Decisions to withhold and withdraw life-sustaining treatment that will result in a person’s death can be extremely difficult for individuals and their families, and also for health professionals. Yet these decisions are a mainstream part of medical practice, with tens of thousands of deaths occurring each year across Australia following a medical decision to withhold or withdraw life-sustaining treatment.
Decision-making about life-sustaining treatment by a person who has capacity (and can decide what treatment to accept or refuse) is less complex than for a person who has lost capacity (this is known as impaired capacity). Where a person has impaired capacity and there is no Advance Care Directive, a substitute decision-maker will be required to make the treatment decision.
The following pages explore Australia's laws relating to:
- Withholding and withdrawing life-sustaining treatment from adults
- Guardianship law
- Children and end of life decision-making
- Futile or non-beneficial treatment
- Substitute decision-making for adults (by State and Territory):
- Emergency medical treatment (by State and Territory):
- Complaints and dispute resolution (under 'Emergency medical treatment' on each State and Territory page).

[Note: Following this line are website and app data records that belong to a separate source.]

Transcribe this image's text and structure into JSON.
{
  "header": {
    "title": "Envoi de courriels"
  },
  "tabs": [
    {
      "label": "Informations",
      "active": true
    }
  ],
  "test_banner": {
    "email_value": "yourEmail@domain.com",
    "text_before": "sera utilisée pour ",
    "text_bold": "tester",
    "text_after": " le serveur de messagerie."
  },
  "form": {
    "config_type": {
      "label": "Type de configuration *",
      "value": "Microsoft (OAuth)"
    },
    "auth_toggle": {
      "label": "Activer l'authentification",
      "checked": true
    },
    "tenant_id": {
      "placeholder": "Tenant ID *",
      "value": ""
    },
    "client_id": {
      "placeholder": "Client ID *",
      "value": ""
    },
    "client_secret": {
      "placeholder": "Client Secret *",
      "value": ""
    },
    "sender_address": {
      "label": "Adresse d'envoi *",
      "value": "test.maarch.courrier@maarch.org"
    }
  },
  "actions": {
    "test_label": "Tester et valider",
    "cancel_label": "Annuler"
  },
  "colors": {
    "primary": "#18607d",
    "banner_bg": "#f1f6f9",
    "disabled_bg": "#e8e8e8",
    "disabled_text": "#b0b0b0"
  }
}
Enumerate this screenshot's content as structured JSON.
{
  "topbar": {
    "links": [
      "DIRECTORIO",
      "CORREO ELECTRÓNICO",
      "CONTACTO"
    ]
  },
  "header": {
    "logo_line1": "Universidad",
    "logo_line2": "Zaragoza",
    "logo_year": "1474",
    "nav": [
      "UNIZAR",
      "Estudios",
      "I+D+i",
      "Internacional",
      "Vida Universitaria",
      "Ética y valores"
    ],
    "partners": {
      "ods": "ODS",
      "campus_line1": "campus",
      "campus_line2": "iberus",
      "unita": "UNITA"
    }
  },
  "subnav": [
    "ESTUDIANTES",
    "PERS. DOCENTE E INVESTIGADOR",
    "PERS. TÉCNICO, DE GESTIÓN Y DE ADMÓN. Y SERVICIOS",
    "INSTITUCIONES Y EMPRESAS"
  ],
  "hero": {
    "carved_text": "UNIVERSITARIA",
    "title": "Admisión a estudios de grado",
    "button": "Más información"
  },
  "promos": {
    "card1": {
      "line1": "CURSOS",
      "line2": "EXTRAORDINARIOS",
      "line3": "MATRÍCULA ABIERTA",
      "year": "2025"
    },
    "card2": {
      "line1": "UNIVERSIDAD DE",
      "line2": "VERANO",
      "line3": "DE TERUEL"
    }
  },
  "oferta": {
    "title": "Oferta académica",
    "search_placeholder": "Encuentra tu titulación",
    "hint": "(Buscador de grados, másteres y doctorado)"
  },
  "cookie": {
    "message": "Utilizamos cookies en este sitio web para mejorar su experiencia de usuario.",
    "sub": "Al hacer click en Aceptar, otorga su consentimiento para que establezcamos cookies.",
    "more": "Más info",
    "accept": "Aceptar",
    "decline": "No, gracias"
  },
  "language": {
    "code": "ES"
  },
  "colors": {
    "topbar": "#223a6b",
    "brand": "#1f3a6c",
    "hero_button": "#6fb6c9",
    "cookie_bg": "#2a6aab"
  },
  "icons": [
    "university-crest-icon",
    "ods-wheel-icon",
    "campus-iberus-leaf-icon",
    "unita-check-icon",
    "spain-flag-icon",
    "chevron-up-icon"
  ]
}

Australia’s laws on Capacity and consent to medical treatment are discussed here.